Feb 28, 2024

Using a RESISTOGRAPH Decay Detection Drill


This Landmark protected building structure had suffered from a long period of neglect.
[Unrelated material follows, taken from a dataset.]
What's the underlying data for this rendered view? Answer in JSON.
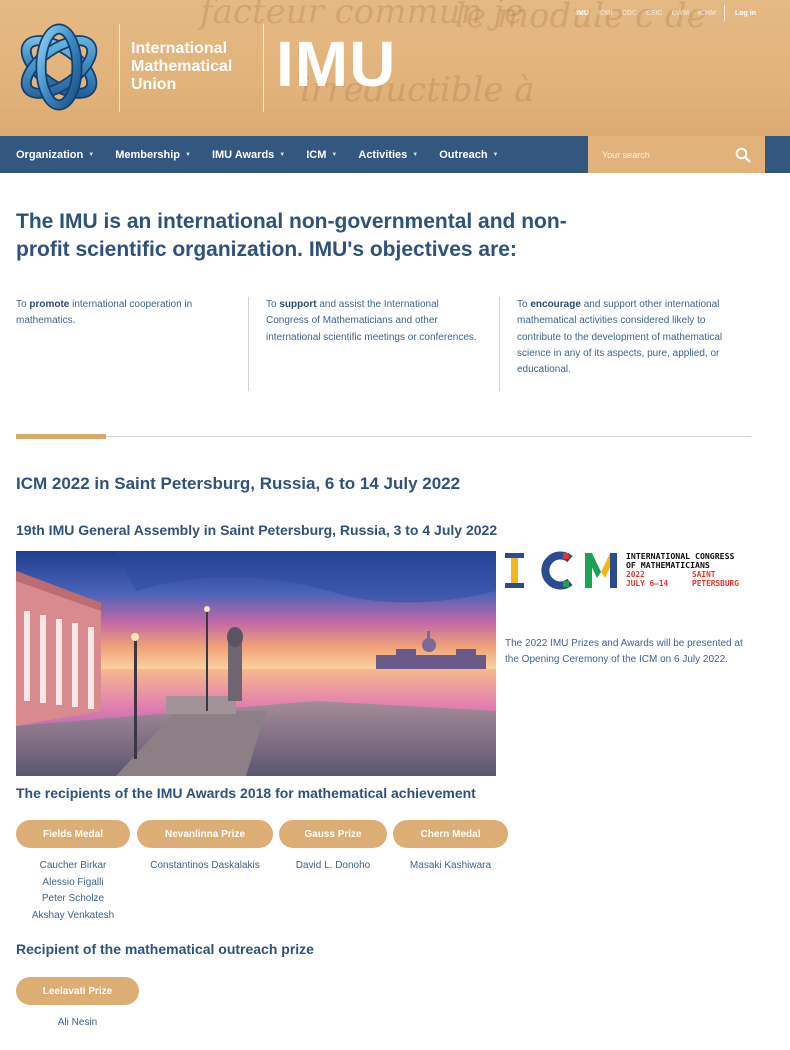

The lead had been removed from the gutters causing significant water penetration.  This resulted in saturation of the masonry in which the structural timbers were supported.  The structural integrity of the trusses needed to be assessed to establish the extent and type of repairs required.  

A RESISTOGRAPH decay detection drill was used to plot the extent of decay in the beams.


As can be seen from the following photographs the decay is not immediately apparent because a surface layer of sound timber hides the decay within the beam.




Decay hidden within the middle of a beam

The photograph below shows the decay in the middle of the beam, with a thin veneer of sound timber on the outer face.  This is dry rot which is very sensitive to air movement and desiccation.  It is trying to maintain the ideal environment to decay the timber away from sunlight and air movement leaving the surface veneer.  

The extent of the decay along the beam is governed by the amount of moisture available to the dry rot.  The dry rot is able to generate moisture, when digesting the cellulose, which can maintain the decay in the absence of desiccating air movement.  The decayed timber remaining is mainly Lignin.

In this case the maximum distance the decay extended was 1.5m along the beam from the wall surface.



Legal and Insurance claims

EBS Ltd has the expertise to establish the age of the decay and we are often instructed to determine this in legal and insurance claims.